"It is a miracle; there's no other explanation," he said. "They're hunkered down. ... We have some people that are going to need some medical attention."
Church member Josephine Linger was in the kitchen when someone announced that the rescued miners were expected at the church within the hour. Linger and the others began laying out a feast, brewing hot coffee and stacking a buffet table with turkey and ham sandwiches, juice and "all kinds of cookies."
At 1:12 a.m., a single ambulance sped off under police escort toward nearby Buckhannon. People standing in the straw-strewn mud across the road applauded the lone passenger. They had no idea that 26-year-old Randal McCloy would be the only person brought out alive.
As the time ticked away, Linger and the others peered out the church windows, looking for other ambulances to bring the remaining miners up the hollow to the church. People took turns playing tunes like "I'll Fly Away" and "The Old Rugged Cross" on the piano, but as the hour came and went, the gathering began getting restless.

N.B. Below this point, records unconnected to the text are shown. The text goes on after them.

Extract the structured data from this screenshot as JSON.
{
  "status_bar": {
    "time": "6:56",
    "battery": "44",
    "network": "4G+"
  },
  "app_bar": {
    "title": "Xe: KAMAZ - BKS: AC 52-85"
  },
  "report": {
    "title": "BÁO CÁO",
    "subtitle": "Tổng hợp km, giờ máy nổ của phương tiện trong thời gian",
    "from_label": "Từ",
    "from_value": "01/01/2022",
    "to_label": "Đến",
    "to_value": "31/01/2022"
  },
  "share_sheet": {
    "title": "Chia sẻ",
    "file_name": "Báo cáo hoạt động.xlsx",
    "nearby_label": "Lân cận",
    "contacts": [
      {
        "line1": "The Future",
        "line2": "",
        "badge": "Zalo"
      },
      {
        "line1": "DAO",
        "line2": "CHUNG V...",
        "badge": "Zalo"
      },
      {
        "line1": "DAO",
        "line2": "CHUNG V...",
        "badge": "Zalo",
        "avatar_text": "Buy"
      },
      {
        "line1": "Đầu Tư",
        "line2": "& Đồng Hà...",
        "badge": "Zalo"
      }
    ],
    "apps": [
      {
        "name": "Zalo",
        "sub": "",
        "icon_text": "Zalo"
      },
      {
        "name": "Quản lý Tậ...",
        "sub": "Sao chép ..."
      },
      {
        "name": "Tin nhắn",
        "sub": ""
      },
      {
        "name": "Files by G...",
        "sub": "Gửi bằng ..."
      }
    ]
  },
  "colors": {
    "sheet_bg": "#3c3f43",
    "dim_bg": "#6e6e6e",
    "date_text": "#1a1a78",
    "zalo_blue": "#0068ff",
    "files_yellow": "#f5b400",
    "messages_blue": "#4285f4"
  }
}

Hatfield, the mining company chief executive, told reporters that mine officials held off announcing the men were dead while they tried to make certain that was the case.
"In the process of being cautious, we allowed the jubilation to go on longer than it should have," he said, his voice crackling with emotion.
Hatfield said the initial mistake resulted from a miscommunication among the rescue crews. Another ICG executive, vice president Gene Kitts, suggested that the misunderstanding resulted because the rescuers who reached the victims in the mine were wearing full-face oxygen masks and used radios to report their findings to their base.
Kitts said Wednesday that the rescuers agreed not to use the words "survivor" or "victim" while communicating during their search. Instead they were instructed to use the word "item" when locating one of the trapped miners.
"That system worked when the first miner was found," he said.
But the code failed when the other miners were discovered, Kitts said, because people on the surface were told "12 are alive."
"In the jubilation of the moment the rules didn't hold," Hatfield said.
Diana George, a Red Cross public affairs specialist from Fairmont, was at the church when Hatfield told the crowd that the information was backward: It was 12 dead and only one survivor, the deadliest mining accident in West Virginia in 37 years.
"No," George said to herself. "No, no, no, no. It just can't be! How could it be just so opposite? No!"
A woman stormed out of the sanctuary, cursing and yelling "liars!" A man lunged forward and had to be restrained by police. Two elderly women fainted and were carried into the fellowship hall, where they were given oxygen.
Their last glimmer of hope extinguished, many left the area. But about 300 lingered at the church, clinging to each other and refusing to believe.
About 4 a.m., Linger said, someone came in and said the story was wrong, that the men were not dead. But it was not long before another company official came to repeat the grim news.
Angry family members railed about the delay in stopping the celebration, but Manchin said it was not the time for finger-pointing.
"To put blame on anybody is wrong," he said. "Everyone has worked so hard. ... Our odds were long against us that we would find the miners, but I still had that hope."